INSTRUCTIONS FOR THE TASK ▸
Nothing in the records below should be altered when they are retyped.

━━━ GIVEN DATA

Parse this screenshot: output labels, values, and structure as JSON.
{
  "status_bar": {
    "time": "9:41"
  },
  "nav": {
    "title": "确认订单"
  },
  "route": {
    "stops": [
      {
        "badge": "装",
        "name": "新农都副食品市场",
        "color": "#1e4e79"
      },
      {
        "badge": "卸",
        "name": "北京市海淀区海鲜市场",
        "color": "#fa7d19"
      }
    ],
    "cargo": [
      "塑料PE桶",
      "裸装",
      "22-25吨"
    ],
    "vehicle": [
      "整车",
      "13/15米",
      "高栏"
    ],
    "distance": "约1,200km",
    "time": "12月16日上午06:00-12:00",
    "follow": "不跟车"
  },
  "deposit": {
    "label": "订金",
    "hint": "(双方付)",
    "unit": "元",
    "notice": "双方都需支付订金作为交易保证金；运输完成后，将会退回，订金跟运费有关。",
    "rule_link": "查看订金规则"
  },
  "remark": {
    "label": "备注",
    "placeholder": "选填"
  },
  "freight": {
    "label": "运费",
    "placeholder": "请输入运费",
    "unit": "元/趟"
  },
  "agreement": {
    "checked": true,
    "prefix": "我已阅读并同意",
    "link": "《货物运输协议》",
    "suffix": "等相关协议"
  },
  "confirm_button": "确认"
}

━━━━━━

SOLUTION FOR THIS TASK ▸
Parse this screenshot: output labels, values, and structure as JSON.
{
  "status_bar": {
    "time": "9:41"
  },
  "nav": {
    "title": "确认订单"
  },
  "route": {
    "stops": [
      {
        "badge": "装",
        "name": "新农都副食品市场",
        "color": "#1e4e79"
      },
      {
        "badge": "卸",
        "name": "北京市海淀区海鲜市场",
        "color": "#fa7d19"
      }
    ],
    "cargo": [
      "塑料PE桶",
      "裸装",
      "22-25吨"
    ],
    "vehicle": [
      "整车",
      "13/15米",
      "高栏"
    ],
    "distance": "约1,200km",
    "time": "12月16日上午06:00-12:00",
    "follow": "不跟车"
  },
  "deposit": {
    "label": "订金",
    "hint": "(双方付)",
    "unit": "元",
    "notice": "双方都需支付订金作为交易保证金；运输完成后，将会退回，订金跟运费有关。",
    "rule_link": "查看订金规则"
  },
  "remark": {
    "label": "备注",
    "placeholder": "选填"
  },
  "freight": {
    "label": "运费",
    "placeholder": "请输入运费",
    "unit": "元/趟"
  },
  "agreement": {
    "checked": true,
    "prefix": "我已阅读并同意",
    "link": "《货物运输协议》",
    "suffix": "等相关协议"
  },
  "confirm_button": "确认"
}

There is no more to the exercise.